TASK STATEMENT → Repeat the whole listing below, word for word.

RECORDS SHOWN →

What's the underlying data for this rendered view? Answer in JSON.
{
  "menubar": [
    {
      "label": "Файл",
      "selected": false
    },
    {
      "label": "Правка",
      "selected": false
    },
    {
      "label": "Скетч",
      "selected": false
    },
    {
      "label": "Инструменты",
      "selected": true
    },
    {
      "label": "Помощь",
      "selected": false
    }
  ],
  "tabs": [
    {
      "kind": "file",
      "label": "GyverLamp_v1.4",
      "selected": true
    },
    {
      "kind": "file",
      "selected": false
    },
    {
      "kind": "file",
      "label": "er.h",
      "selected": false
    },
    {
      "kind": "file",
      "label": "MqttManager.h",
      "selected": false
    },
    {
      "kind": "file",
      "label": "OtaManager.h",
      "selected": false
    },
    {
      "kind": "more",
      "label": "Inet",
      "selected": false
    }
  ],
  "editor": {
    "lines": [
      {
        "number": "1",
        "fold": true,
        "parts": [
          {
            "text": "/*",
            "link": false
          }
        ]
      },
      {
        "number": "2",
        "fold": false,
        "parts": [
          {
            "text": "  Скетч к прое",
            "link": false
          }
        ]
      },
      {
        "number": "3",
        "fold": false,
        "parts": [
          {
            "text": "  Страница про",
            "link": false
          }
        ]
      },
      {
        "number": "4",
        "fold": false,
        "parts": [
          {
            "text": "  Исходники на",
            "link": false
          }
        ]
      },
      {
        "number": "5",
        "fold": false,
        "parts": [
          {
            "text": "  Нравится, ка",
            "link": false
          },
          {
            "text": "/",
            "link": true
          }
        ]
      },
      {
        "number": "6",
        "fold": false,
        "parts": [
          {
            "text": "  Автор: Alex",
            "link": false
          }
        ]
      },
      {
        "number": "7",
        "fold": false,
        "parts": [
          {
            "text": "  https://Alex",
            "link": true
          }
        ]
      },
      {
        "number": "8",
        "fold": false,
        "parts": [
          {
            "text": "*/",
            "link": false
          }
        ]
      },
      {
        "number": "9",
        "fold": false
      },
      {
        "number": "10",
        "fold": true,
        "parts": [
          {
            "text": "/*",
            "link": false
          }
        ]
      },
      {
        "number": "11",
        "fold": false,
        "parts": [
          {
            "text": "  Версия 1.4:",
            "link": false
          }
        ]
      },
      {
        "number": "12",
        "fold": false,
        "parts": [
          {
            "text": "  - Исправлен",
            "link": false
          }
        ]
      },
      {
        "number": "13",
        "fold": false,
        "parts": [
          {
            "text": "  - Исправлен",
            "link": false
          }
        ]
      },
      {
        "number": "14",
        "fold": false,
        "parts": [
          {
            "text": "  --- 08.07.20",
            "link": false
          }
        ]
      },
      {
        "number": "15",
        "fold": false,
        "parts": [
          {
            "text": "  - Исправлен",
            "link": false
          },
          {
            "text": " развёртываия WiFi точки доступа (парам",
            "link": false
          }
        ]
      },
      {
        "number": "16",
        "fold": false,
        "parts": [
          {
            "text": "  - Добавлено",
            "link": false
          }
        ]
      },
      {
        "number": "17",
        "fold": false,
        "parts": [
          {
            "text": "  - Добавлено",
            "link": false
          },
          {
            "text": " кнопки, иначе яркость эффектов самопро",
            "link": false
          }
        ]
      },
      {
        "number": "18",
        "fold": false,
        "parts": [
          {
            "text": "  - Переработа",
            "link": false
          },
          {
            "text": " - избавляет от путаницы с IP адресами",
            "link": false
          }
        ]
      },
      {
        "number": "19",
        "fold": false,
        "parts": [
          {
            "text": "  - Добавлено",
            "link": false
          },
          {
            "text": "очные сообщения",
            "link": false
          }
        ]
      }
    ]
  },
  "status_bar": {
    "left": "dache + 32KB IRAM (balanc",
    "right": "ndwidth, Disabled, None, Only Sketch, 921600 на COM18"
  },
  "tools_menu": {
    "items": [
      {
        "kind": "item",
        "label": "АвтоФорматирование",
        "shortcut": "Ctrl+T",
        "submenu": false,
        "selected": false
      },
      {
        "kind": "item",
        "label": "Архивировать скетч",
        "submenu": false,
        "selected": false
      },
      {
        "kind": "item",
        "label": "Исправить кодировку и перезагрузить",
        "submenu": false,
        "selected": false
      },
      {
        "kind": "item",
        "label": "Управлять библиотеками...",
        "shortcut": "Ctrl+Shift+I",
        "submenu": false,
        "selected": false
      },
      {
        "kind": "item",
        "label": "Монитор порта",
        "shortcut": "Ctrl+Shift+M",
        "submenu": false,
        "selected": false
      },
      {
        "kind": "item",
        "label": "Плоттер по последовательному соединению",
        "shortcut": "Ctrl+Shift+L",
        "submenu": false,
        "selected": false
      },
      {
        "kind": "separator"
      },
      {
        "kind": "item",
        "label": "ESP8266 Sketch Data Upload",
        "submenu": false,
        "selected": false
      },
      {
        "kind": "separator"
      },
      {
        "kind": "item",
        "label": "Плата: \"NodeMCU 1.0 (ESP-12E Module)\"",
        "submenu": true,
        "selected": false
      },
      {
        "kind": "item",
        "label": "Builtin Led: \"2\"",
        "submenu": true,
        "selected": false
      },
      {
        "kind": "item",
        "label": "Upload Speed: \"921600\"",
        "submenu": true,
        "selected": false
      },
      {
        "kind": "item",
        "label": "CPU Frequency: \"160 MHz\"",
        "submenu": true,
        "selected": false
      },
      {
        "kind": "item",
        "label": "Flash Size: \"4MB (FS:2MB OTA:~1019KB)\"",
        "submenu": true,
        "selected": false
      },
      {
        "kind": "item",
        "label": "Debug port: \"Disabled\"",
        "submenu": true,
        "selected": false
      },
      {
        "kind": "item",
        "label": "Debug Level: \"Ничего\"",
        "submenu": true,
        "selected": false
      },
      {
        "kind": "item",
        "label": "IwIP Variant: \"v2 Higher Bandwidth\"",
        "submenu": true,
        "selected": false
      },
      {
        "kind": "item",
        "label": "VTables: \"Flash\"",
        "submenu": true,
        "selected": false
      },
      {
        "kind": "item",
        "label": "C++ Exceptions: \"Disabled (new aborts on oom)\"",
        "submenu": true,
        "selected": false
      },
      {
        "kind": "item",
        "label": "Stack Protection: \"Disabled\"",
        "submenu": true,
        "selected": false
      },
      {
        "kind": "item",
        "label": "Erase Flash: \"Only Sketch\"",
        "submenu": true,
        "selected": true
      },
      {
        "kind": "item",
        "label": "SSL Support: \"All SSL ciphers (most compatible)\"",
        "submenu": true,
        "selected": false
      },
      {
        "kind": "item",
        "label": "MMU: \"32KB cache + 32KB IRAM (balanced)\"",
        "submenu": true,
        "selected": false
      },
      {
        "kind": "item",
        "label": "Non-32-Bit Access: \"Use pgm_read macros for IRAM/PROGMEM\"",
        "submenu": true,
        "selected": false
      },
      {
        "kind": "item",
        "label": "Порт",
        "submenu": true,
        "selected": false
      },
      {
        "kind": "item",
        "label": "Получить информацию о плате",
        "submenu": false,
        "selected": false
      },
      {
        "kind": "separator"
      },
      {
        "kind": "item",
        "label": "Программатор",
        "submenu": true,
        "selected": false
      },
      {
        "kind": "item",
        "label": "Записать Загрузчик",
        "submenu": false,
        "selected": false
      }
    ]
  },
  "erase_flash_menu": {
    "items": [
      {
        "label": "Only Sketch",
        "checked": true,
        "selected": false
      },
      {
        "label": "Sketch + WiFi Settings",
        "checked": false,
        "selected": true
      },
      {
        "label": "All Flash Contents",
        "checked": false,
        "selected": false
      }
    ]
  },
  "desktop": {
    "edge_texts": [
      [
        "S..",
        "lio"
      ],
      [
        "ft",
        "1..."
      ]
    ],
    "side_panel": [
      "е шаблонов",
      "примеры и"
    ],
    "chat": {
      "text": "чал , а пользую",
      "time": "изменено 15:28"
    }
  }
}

SOLVED PROBLEM →
What's the underlying data for this rendered view? Answer in JSON.
{
  "menubar": [
    {
      "label": "Файл",
      "selected": false
    },
    {
      "label": "Правка",
      "selected": false
    },
    {
      "label": "Скетч",
      "selected": false
    },
    {
      "label": "Инструменты",
      "selected": true
    },
    {
      "label": "Помощь",
      "selected": false
    }
  ],
  "tabs": [
    {
      "kind": "file",
      "label": "GyverLamp_v1.4",
      "selected": true
    },
    {
      "kind": "file",
      "selected": false
    },
    {
      "kind": "file",
      "label": "er.h",
      "selected": false
    },
    {
      "kind": "file",
      "label": "MqttManager.h",
      "selected": false
    },
    {
      "kind": "file",
      "label": "OtaManager.h",
      "selected": false
    },
    {
      "kind": "more",
      "label": "Inet",
      "selected": false
    }
  ],
  "editor": {
    "lines": [
      {
        "number": "1",
        "fold": true,
        "parts": [
          {
            "text": "/*",
            "link": false
          }
        ]
      },
      {
        "number": "2",
        "fold": false,
        "parts": [
          {
            "text": "  Скетч к прое",
            "link": false
          }
        ]
      },
      {
        "number": "3",
        "fold": false,
        "parts": [
          {
            "text": "  Страница про",
            "link": false
          }
        ]
      },
      {
        "number": "4",
        "fold": false,
        "parts": [
          {
            "text": "  Исходники на",
            "link": false
          }
        ]
      },
      {
        "number": "5",
        "fold": false,
        "parts": [
          {
            "text": "  Нравится, ка",
            "link": false
          },
          {
            "text": "/",
            "link": true
          }
        ]
      },
      {
        "number": "6",
        "fold": false,
        "parts": [
          {
            "text": "  Автор: Alex",
            "link": false
          }
        ]
      },
      {
        "number": "7",
        "fold": false,
        "parts": [
          {
            "text": "  https://Alex",
            "link": true
          }
        ]
      },
      {
        "number": "8",
        "fold": false,
        "parts": [
          {
            "text": "*/",
            "link": false
          }
        ]
      },
      {
        "number": "9",
        "fold": false
      },
      {
        "number": "10",
        "fold": true,
        "parts": [
          {
            "text": "/*",
            "link": false
          }
        ]
      },
      {
        "number": "11",
        "fold": false,
        "parts": [
          {
            "text": "  Версия 1.4:",
            "link": false
          }
        ]
      },
      {
        "number": "12",
        "fold": false,
        "parts": [
          {
            "text": "  - Исправлен",
            "link": false
          }
        ]
      },
      {
        "number": "13",
        "fold": false,
        "parts": [
          {
            "text": "  - Исправлен",
            "link": false
          }
        ]
      },
      {
        "number": "14",
        "fold": false,
        "parts": [
          {
            "text": "  --- 08.07.20",
            "link": false
          }
        ]
      },
      {
        "number": "15",
        "fold": false,
        "parts": [
          {
            "text": "  - Исправлен",
            "link": false
          },
          {
            "text": " развёртываия WiFi точки доступа (парам",
            "link": false
          }
        ]
      },
      {
        "number": "16",
        "fold": false,
        "parts": [
          {
            "text": "  - Добавлено",
            "link": false
          }
        ]
      },
      {
        "number": "17",
        "fold": false,
        "parts": [
          {
            "text": "  - Добавлено",
            "link": false
          },
          {
            "text": " кнопки, иначе яркость эффектов самопро",
            "link": false
          }
        ]
      },
      {
        "number": "18",
        "fold": false,
        "parts": [
          {
            "text": "  - Переработа",
            "link": false
          },
          {
            "text": " - избавляет от путаницы с IP адресами",
            "link": false
          }
        ]
      },
      {
        "number": "19",
        "fold": false,
        "parts": [
          {
            "text": "  - Добавлено",
            "link": false
          },
          {
            "text": "очные сообщения",
            "link": false
          }
        ]
      }
    ]
  },
  "status_bar": {
    "left": "dache + 32KB IRAM (balanc",
    "right": "ndwidth, Disabled, None, Only Sketch, 921600 на COM18"
  },
  "tools_menu": {
    "items": [
      {
        "kind": "item",
        "label": "АвтоФорматирование",
        "shortcut": "Ctrl+T",
        "submenu": false,
        "selected": false
      },
      {
        "kind": "item",
        "label": "Архивировать скетч",
        "submenu": false,
        "selected": false
      },
      {
        "kind": "item",
        "label": "Исправить кодировку и перезагрузить",
        "submenu": false,
        "selected": false
      },
      {
        "kind": "item",
        "label": "Управлять библиотеками...",
        "shortcut": "Ctrl+Shift+I",
        "submenu": false,
        "selected": false
      },
      {
        "kind": "item",
        "label": "Монитор порта",
        "shortcut": "Ctrl+Shift+M",
        "submenu": false,
        "selected": false
      },
      {
        "kind": "item",
        "label": "Плоттер по последовательному соединению",
        "shortcut": "Ctrl+Shift+L",
        "submenu": false,
        "selected": false
      },
      {
        "kind": "separator"
      },
      {
        "kind": "item",
        "label": "ESP8266 Sketch Data Upload",
        "submenu": false,
        "selected": false
      },
      {
        "kind": "separator"
      },
      {
        "kind": "item",
        "label": "Плата: \"NodeMCU 1.0 (ESP-12E Module)\"",
        "submenu": true,
        "selected": false
      },
      {
        "kind": "item",
        "label": "Builtin Led: \"2\"",
        "submenu": true,
        "selected": false
      },
      {
        "kind": "item",
        "label": "Upload Speed: \"921600\"",
        "submenu": true,
        "selected": false
      },
      {
        "kind": "item",
        "label": "CPU Frequency: \"160 MHz\"",
        "submenu": true,
        "selected": false
      },
      {
        "kind": "item",
        "label": "Flash Size: \"4MB (FS:2MB OTA:~1019KB)\"",
        "submenu": true,
        "selected": false
      },
      {
        "kind": "item",
        "label": "Debug port: \"Disabled\"",
        "submenu": true,
        "selected": false
      },
      {
        "kind": "item",
        "label": "Debug Level: \"Ничего\"",
        "submenu": true,
        "selected": false
      },
      {
        "kind": "item",
        "label": "IwIP Variant: \"v2 Higher Bandwidth\"",
        "submenu": true,
        "selected": false
      },
      {
        "kind": "item",
        "label": "VTables: \"Flash\"",
        "submenu": true,
        "selected": false
      },
      {
        "kind": "item",
        "label": "C++ Exceptions: \"Disabled (new aborts on oom)\"",
        "submenu": true,
        "selected": false
      },
      {
        "kind": "item",
        "label": "Stack Protection: \"Disabled\"",
        "submenu": true,
        "selected": false
      },
      {
        "kind": "item",
        "label": "Erase Flash: \"Only Sketch\"",
        "submenu": true,
        "selected": true
      },
      {
        "kind": "item",
        "label": "SSL Support: \"All SSL ciphers (most compatible)\"",
        "submenu": true,
        "selected": false
      },
      {
        "kind": "item",
        "label": "MMU: \"32KB cache + 32KB IRAM (balanced)\"",
        "submenu": true,
        "selected": false
      },
      {
        "kind": "item",
        "label": "Non-32-Bit Access: \"Use pgm_read macros for IRAM/PROGMEM\"",
        "submenu": true,
        "selected": false
      },
      {
        "kind": "item",
        "label": "Порт",
        "submenu": true,
        "selected": false
      },
      {
        "kind": "item",
        "label": "Получить информацию о плате",
        "submenu": false,
        "selected": false
      },
      {
        "kind": "separator"
      },
      {
        "kind": "item",
        "label": "Программатор",
        "submenu": true,
        "selected": false
      },
      {
        "kind": "item",
        "label": "Записать Загрузчик",
        "submenu": false,
        "selected": false
      }
    ]
  },
  "erase_flash_menu": {
    "items": [
      {
        "label": "Only Sketch",
        "checked": true,
        "selected": false
      },
      {
        "label": "Sketch + WiFi Settings",
        "checked": false,
        "selected": true
      },
      {
        "label": "All Flash Contents",
        "checked": false,
        "selected": false
      }
    ]
  },
  "desktop": {
    "edge_texts": [
      [
        "S..",
        "lio"
      ],
      [
        "ft",
        "1..."
      ]
    ],
    "side_panel": [
      "е шаблонов",
      "примеры и"
    ],
    "chat": {
      "text": "чал , а пользую",
      "time": "изменено 15:28"
    }
  }
}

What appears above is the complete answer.